(WORK ORDER):
Write every record out again exactly, and keep images out of it.
::::::::::
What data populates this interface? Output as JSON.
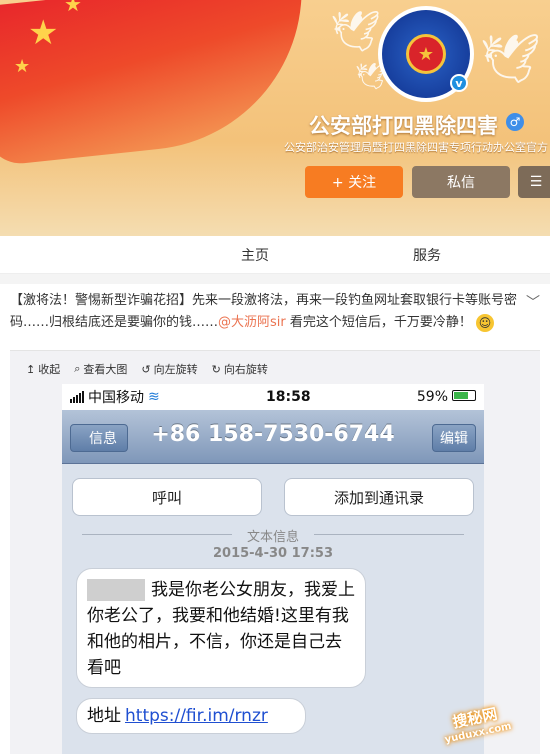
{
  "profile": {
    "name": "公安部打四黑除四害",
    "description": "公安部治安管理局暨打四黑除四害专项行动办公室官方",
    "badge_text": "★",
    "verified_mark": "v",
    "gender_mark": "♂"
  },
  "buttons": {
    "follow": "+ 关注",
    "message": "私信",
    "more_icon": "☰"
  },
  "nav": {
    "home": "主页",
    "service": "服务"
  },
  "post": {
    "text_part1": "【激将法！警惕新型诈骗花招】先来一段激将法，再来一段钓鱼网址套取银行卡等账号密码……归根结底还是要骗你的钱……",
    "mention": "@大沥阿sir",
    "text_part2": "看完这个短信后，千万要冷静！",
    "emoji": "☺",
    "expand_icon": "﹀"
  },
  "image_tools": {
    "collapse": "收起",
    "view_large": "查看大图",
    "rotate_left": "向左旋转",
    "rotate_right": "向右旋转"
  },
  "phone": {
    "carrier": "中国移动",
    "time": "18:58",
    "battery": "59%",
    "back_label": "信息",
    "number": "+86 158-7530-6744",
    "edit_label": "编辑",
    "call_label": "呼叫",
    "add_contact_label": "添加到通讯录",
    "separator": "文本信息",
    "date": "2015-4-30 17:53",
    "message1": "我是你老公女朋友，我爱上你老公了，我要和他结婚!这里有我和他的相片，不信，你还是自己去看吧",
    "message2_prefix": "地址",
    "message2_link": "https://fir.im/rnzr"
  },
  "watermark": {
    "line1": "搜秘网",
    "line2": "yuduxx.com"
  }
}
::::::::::
(TASK RESULT):
What data populates this interface? Output as JSON.
{
  "profile": {
    "name": "公安部打四黑除四害",
    "description": "公安部治安管理局暨打四黑除四害专项行动办公室官方",
    "badge_text": "★",
    "verified_mark": "v",
    "gender_mark": "♂"
  },
  "buttons": {
    "follow": "+ 关注",
    "message": "私信",
    "more_icon": "☰"
  },
  "nav": {
    "home": "主页",
    "service": "服务"
  },
  "post": {
    "text_part1": "【激将法！警惕新型诈骗花招】先来一段激将法，再来一段钓鱼网址套取银行卡等账号密码……归根结底还是要骗你的钱……",
    "mention": "@大沥阿sir",
    "text_part2": "看完这个短信后，千万要冷静！",
    "emoji": "☺",
    "expand_icon": "﹀"
  },
  "image_tools": {
    "collapse": "收起",
    "view_large": "查看大图",
    "rotate_left": "向左旋转",
    "rotate_right": "向右旋转"
  },
  "phone": {
    "carrier": "中国移动",
    "time": "18:58",
    "battery": "59%",
    "back_label": "信息",
    "number": "+86 158-7530-6744",
    "edit_label": "编辑",
    "call_label": "呼叫",
    "add_contact_label": "添加到通讯录",
    "separator": "文本信息",
    "date": "2015-4-30 17:53",
    "message1": "我是你老公女朋友，我爱上你老公了，我要和他结婚!这里有我和他的相片，不信，你还是自己去看吧",
    "message2_prefix": "地址",
    "message2_link": "https://fir.im/rnzr"
  },
  "watermark": {
    "line1": "搜秘网",
    "line2": "yuduxx.com"
  }
}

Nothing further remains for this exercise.